I had the great fortune to attend Stanford University for undergrad where I studied Human Biology. While at Stanford, I worked for the football team in the sports medicine department during the infamous Harbaugh era (Go Card!). Nonetheless, my passion for emergency medicine prevailed and lead me to become a certified EMT which allowed me to volunteer with the Stanford Emergency Medical Service. I eventually became a board member of Stanford EMS, coordinated the EMT training program, and served as a teaching assistant—further venturing down the rabbit hole of emergency medicine. While studying abroad in Cape Town for six months, I conducted research on the juvenile justice system in South Africa, culminating in an honors thesis that was awarded the Edith and Norman Abrams Award for Public Interest Advocacy. Still, I couldn’t shake the emergency medicine bug—and so I also split my time in South Africa helping a colleague develop a community-based emergency first responder training program in the township of Manenberg.
After graduating in 2011, I worked as the Autopsy Coordinator at the UCSF Memory and Aging Center where I oversaw the procurement of brain tissue from patients suffering from neurodegenerative diseases. Two years later, I moved to the much colder climate of Boston where I attended Harvard Medical School. During my time at HMS, I was again given the opportunity to conduct research abroad—this time in Guatemala—where I piloted a medication dosing app that I developed for a rural clinic in Quetzaltenango. The project won the Massachusetts Medical Society Information Technology Award and was published in BMJ Innovations. With a newfound interest in learning how to develop sustainable improvements in healthcare abroad, I subsequently enrolled in the Harvard Business School where I completed my MBA.

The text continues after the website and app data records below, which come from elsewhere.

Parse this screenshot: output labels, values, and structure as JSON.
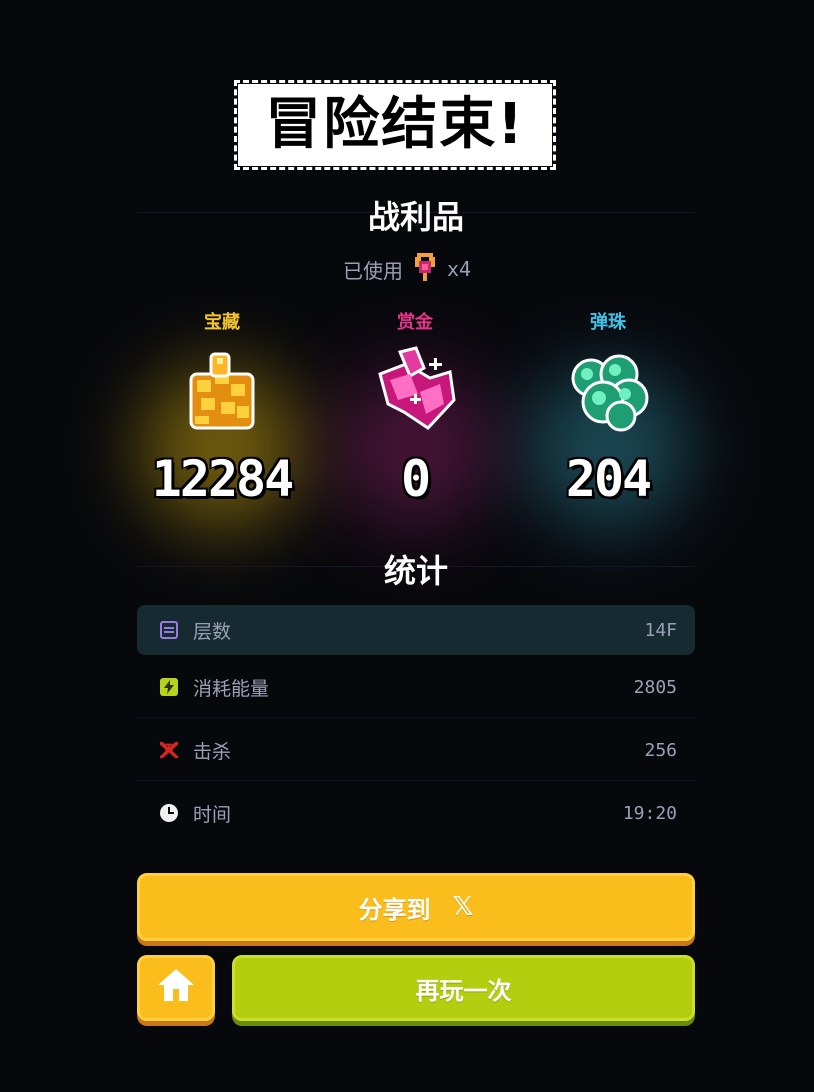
{
  "header": {
    "title": "冒险结束!"
  },
  "loot": {
    "section_title": "战利品",
    "used_label": "已使用",
    "used_count": "x4",
    "items": [
      {
        "label": "宝藏",
        "value": "12284",
        "color": "#f3c430",
        "glow": "#c9a20f",
        "icon": "gold-coins-icon"
      },
      {
        "label": "赏金",
        "value": "0",
        "color": "#e4338a",
        "glow": "#7a1f5a",
        "icon": "pink-gem-icon"
      },
      {
        "label": "弹珠",
        "value": "204",
        "color": "#41c2e8",
        "glow": "#2c7f92",
        "icon": "green-orbs-icon"
      }
    ]
  },
  "stats": {
    "section_title": "统计",
    "rows": [
      {
        "label": "层数",
        "value": "14F",
        "icon": "floor-icon",
        "icon_color": "#9b7be0"
      },
      {
        "label": "消耗能量",
        "value": "2805",
        "icon": "energy-icon",
        "icon_color": "#b8d31a"
      },
      {
        "label": "击杀",
        "value": "256",
        "icon": "skull-crossbones-icon",
        "icon_color": "#d8251f"
      },
      {
        "label": "时间",
        "value": "19:20",
        "icon": "clock-icon",
        "icon_color": "#ffffff"
      }
    ]
  },
  "buttons": {
    "share_label": "分享到",
    "share_x": "𝕏",
    "home_icon": "home-icon",
    "play_again_label": "再玩一次"
  },
  "colors": {
    "accent_yellow": "#fbbd1b",
    "accent_green": "#b3cd0f",
    "background": "#07080c"
  }
}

I am ecstatic to begin residency at the University of Chicago alongside my very distinguished colleagues. During my interview day, I was blown away by how talented, diverse, friendly, and genuinely happy the residents and faculty were, and I instantly knew that I had found my new home. It was also a bonus that the program offers opportunities to work as a flight physician aboard a helicopter through UCAN. Above all, however, I am most excited to work with—and be an advocate for—the patients on the South Side of Chicago who rely on the U of C Emergency Department for vital medical care. There are few places in the country with comparable levels of severe economic and health disparities found in Chicago’s South Side, and the moral imperative to make whatever difference I could in this community was too strong to ignore. Given the arrival of the new level 1 trauma center at the medical center, this is perhaps the most exciting and rewarding time to be working as an EM physician at the University of Chicago and I am thrilled to see the impact it will have on the community.

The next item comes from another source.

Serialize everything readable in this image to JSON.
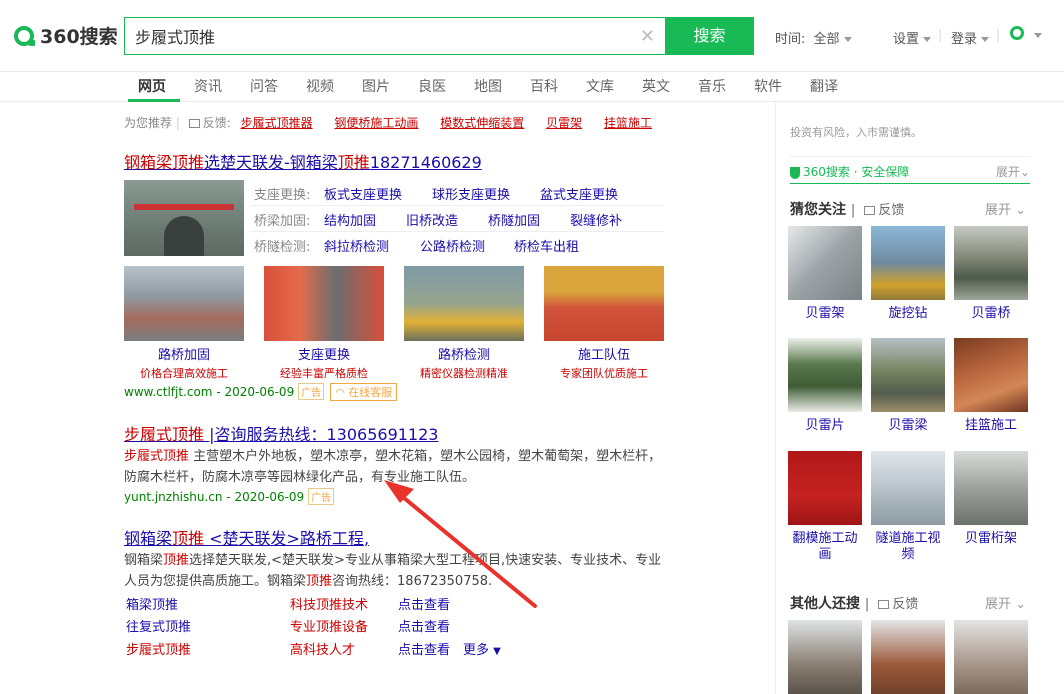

When I’m not in the hospital, you can usually find me running, playing volleyball, playing guitar, or exploring museums. When given the chance to venture home, however, my favorite thing in the world is to play with my ever growing number of nieces and nephews.